What Goes into Making Drinking Water Safe to Drink? Learn from Jersey WaterCheck Metrics

Jersey WaterCheck, which launched in March 2021, is a Jersey Water Works project that features more than 50 metrics related to our drinking water and wastewater systems. Recently, we created a short video to explain the context and nuances of the metric “met primary drinking water standards that protect against harmful bacteria.” Drinking water utilities must regularly test their water for contaminants, such as disease-causing bacteria. Watch the video to learn more about how this metric reports on this important process.

To supplement the video, we talked to Jersey WaterCheck Data Advisory Committee member Richard Calbi, director of Ridgewood Water, about the drinking water treatment process in general and what it’s like to work at a drinking water treatment plant. (Note that Ridgewood Water is a publicly owned groundwater system; surface water treatment is typically more complex than the process detailed below.) Here’s what he had to say:
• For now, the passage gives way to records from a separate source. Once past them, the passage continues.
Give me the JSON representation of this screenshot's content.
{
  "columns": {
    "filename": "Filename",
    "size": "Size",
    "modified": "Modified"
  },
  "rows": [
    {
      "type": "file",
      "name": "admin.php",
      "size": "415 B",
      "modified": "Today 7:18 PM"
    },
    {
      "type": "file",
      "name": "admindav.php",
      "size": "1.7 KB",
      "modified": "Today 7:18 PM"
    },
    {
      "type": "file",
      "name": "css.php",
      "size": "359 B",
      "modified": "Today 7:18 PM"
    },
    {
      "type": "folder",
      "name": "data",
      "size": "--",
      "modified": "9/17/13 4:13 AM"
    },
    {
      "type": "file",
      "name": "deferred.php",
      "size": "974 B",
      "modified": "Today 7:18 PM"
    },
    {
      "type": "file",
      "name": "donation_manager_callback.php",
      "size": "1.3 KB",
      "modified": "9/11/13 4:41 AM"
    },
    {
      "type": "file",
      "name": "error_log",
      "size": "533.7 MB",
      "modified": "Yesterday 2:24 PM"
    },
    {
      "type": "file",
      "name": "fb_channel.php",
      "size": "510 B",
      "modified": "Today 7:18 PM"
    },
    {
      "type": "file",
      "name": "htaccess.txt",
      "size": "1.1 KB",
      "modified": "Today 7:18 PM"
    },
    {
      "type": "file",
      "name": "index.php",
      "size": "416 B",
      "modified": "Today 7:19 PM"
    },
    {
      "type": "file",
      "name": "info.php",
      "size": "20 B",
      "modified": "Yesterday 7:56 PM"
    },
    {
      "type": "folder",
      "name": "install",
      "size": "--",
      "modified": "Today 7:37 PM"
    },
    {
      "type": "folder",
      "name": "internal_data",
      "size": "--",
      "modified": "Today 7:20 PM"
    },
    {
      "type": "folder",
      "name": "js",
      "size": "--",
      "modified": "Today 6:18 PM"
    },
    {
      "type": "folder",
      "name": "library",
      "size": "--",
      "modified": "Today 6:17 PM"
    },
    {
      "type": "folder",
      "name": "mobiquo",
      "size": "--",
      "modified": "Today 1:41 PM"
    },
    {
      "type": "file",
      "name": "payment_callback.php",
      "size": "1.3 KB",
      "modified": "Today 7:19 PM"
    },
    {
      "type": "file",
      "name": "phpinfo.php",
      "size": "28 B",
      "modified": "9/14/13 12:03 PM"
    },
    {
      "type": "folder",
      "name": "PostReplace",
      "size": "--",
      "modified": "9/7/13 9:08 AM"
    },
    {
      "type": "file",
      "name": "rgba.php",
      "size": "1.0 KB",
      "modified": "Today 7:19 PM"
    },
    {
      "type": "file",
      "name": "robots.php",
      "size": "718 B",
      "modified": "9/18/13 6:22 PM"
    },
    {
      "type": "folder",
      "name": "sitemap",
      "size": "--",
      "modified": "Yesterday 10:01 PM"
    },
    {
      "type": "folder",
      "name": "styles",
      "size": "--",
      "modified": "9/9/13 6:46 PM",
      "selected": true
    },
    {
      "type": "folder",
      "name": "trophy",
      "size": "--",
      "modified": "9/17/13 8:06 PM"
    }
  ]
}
JWW: What are the sequential steps once water enters your treatment plant and before it leaves for distribution into our pipes?

RC: Ridgewood Water operates several individual groundwater treatment plants that vary in complexity of treatment depending on contaminants present.

The process for a typical treatment facility could be as simple as:

1) Poly-orthophosphate addition for corrosion control

2) Sodium hypochlorite addition for disinfection

3) Sufficient contact time to kill bacteria and viruses

4) Distribution system

The process for a more complex treatment facility would be:

1) Poly-orthophosphate addition for corrosion control

2) Air stripping facility to remove volatile organic compounds

3) Granular activated carbon to remove PFAS (man-made chemicals that can lead to adverse health effects)

4) Sodium hypochlorite addition for disinfection

5) Sufficient contact time to kill bacteria and viruses

6) Distribution system

JWW: What does a typical day look like for a drinking water treatment plant manager?

RC: Every single day as a water treatment plant manager is different and fast-paced and varies drastically with the time of the year. But, for the most part, we spend our day reviewing the system operation, working on reporting, handling any emergencies (such as leaks, water main breaks, and power or equipment failures), NJDEP compliance paperwork, or reviewing plans for capital improvement projects.

JWW: On average, how many tests happen before water is considered potable?

RC: On average, a water system collects 10 samples before water is considered “potable.” Those 10 samples are analyzed for over 100 individual analytes/compounds on a continuous basis.

JWW: What do you want community members to understand when it comes to testing and how it’s done?

RC: As a water treatment plant operator, I would hope that community members understand that municipal drinking water, especially in New Jersey, has the most stringent standards and testing protocols of any potable water in the United States. These tests exceed those required by the U.S. Environmental Protection Agency and bottled drinking water regulated by the FDA. Furthermore, these tests are continuous and change frequently.

JWW: What happens when a test result does not meet a regulatory requirement?

RC: If a single test does not meet regulatory requirements, then the licensed operator is notified immediately. Depending on the contaminant, the NJDEP would be notified immediately, and the well would be taken offline. Intermediate action would entail investigating the cause of the contamination, as well as necessary mitigation and/or treatment efforts. Long-term, the well would be decommissioned and/or treatment facilities would be designed and built.

JWW: What would you like your community members to know about the work you do every day?

RC: I would encourage all community members to learn more about their local system and/or take a tour of the operation. Water cannot be taken for granted. The truth is that there are hundreds of different actions that make water safely flow out of fixtures in homes (water storage, distribution, treatment, booster pumps, letdown valves, water mains, valves, hydrants, well pumps, etc.). Furthermore, every action has a regulation that requires compliance. It truly is a field that is complex and ever-evolving.


Leave a comment

Your email address will not be published. Required fields are marked *